And the value of our enterprise: It would be easy to go out and get owners who'd want to create an FC Barcelona or Man United or New York Yankees in MLS. There are certainly enough people who could do that. But that would do to MLS what's happened in the rest of the world, which is creating a real economic instability which most people in sports think is bad for the industry. So we want to achieve those three other goals but at the same time have an enterprise that is valuable for all. Because that value will create stability and long-term viability.
This year has been more about articulating the strategic vision. What we're putting into place are the things we need to do in those four areas to ensure we're on the right track over the next 10 years. So at the start of next season we can talk about what the tactics are that we hope to embark on over the next number of years. This year, 2012, was about year one, get the strategic plan in place and get alignment on that plan. Then years two through 10 we'll be executing on that plan. At some point I'll show you the plan, because it's pretty cool. And the strategic process if pretty cool, too, how it starts with vision and goes down to strategy, breaks out on players and marketing and comes together with Soccer United Marketing. It's Harvard Business School-type stuff.

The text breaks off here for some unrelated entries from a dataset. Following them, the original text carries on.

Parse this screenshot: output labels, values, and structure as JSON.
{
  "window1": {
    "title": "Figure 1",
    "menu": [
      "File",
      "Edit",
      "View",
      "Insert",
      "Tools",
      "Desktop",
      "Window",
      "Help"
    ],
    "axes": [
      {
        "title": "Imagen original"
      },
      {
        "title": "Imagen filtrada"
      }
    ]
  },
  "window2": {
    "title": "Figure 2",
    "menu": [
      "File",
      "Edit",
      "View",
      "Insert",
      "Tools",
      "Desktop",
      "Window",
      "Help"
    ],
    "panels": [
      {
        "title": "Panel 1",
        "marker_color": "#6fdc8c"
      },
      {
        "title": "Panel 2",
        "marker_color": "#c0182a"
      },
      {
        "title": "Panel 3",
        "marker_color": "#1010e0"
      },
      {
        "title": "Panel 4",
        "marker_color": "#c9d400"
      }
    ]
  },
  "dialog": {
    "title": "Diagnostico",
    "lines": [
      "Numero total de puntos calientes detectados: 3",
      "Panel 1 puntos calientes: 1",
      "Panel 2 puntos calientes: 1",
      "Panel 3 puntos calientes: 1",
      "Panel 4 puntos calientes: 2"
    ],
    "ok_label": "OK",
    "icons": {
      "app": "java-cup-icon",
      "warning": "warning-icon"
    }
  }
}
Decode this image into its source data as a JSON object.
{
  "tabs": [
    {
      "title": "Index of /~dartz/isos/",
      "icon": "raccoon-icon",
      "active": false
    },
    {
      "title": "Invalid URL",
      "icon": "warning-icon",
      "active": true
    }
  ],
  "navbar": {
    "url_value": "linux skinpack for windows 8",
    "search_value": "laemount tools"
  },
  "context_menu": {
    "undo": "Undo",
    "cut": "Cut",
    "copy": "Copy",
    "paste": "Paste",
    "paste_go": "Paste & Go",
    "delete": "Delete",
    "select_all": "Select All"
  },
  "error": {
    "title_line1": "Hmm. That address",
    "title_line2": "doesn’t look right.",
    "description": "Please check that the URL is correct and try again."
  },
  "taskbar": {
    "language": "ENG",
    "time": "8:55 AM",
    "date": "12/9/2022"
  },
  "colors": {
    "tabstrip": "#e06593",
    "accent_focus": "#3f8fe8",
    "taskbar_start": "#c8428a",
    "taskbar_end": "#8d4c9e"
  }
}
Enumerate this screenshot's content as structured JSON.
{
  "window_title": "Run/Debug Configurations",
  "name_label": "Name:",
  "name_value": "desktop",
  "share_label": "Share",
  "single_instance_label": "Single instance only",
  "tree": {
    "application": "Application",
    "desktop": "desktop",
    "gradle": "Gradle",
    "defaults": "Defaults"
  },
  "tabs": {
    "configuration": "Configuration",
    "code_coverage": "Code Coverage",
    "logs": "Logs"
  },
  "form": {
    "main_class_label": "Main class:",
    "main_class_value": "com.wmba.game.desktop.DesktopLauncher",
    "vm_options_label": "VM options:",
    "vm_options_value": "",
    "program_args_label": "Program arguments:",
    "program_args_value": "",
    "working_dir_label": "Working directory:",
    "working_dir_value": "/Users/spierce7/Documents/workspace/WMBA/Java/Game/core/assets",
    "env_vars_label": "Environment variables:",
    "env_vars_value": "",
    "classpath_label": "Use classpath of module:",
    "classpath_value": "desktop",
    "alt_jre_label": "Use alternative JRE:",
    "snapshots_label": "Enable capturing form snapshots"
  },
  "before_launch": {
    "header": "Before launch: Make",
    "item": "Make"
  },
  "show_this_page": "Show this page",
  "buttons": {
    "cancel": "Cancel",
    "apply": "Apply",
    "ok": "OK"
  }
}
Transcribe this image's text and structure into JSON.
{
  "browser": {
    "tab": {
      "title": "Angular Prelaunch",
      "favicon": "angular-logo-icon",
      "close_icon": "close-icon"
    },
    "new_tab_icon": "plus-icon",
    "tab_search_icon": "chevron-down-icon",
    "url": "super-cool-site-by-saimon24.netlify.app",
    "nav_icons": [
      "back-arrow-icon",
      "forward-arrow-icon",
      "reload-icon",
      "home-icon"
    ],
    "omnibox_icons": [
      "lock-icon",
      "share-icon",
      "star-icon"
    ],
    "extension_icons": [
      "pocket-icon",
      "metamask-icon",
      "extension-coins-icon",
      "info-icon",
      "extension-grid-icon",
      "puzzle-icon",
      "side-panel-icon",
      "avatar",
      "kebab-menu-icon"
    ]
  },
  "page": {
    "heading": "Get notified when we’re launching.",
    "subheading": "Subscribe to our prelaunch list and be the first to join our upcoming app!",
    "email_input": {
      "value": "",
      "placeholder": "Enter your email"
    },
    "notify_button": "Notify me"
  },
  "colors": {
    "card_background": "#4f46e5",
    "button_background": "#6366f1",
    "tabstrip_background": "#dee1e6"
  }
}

SI.com: This is David Beckham's last game in MLS on Saturday. What has the league learned about how to deal with -- and not to deal with -- a star of Beckham's stature?
Garber: I think we've learned a lot about how to manage a star of David's stature over the last five years. With David the lessons learned were probably a bit different than perhaps other Designated Players in the league, because with all of his global appeal and superstar status he actually is a regular guy. He cared about his teammates, he was good in the locker room, he was very engaged in the community. He did not want to sit in the different section of the airplane than anybody else. If they were going to fly first class he wanted others to fly up there with him. So many of the perceived challenges didn't really exist.
I think if there was one thing at the time we should have done differently, it was agreeing to the loans [of Beckham to AC Milan], which I believe hurt David's credibility with the local fans here. It wore him out, and it ultimately led to a critical Achilles injury. In retrospect now, I think that added to the story, because it wasn't just about him being here for five years and then leaving. There was intrigue, there was drama, a wide variety of things that happened around the David experience that were difficult or challenging while we were going through them but in retrospect I think added to the hugeness of the story.
SI.com: Landon Donovan says this could be his last game, too, even though his Galaxy contract runs through the end of next season. Do you think Donovan will play with the Galaxy in 2013?
Garber: I certainly hope so. That's a question for Landon and Tim [Leiweke, AEG president] and Bruce [Arena, Galaxy coach and GM]. But being out here and being with Landon today at the MLS Works [charity] event, it's clear to me what an incredibly special guy he is, not just as this American soccer hero, but he's also got a presence and leadership skills that are underrated. When Landon got up to speak at this event, he got the biggest cheer of anybody, from the mayor to Tim Leiweke to Don Garber and anybody else. Landon's a special guy, and I hope he's in this league for a very long time.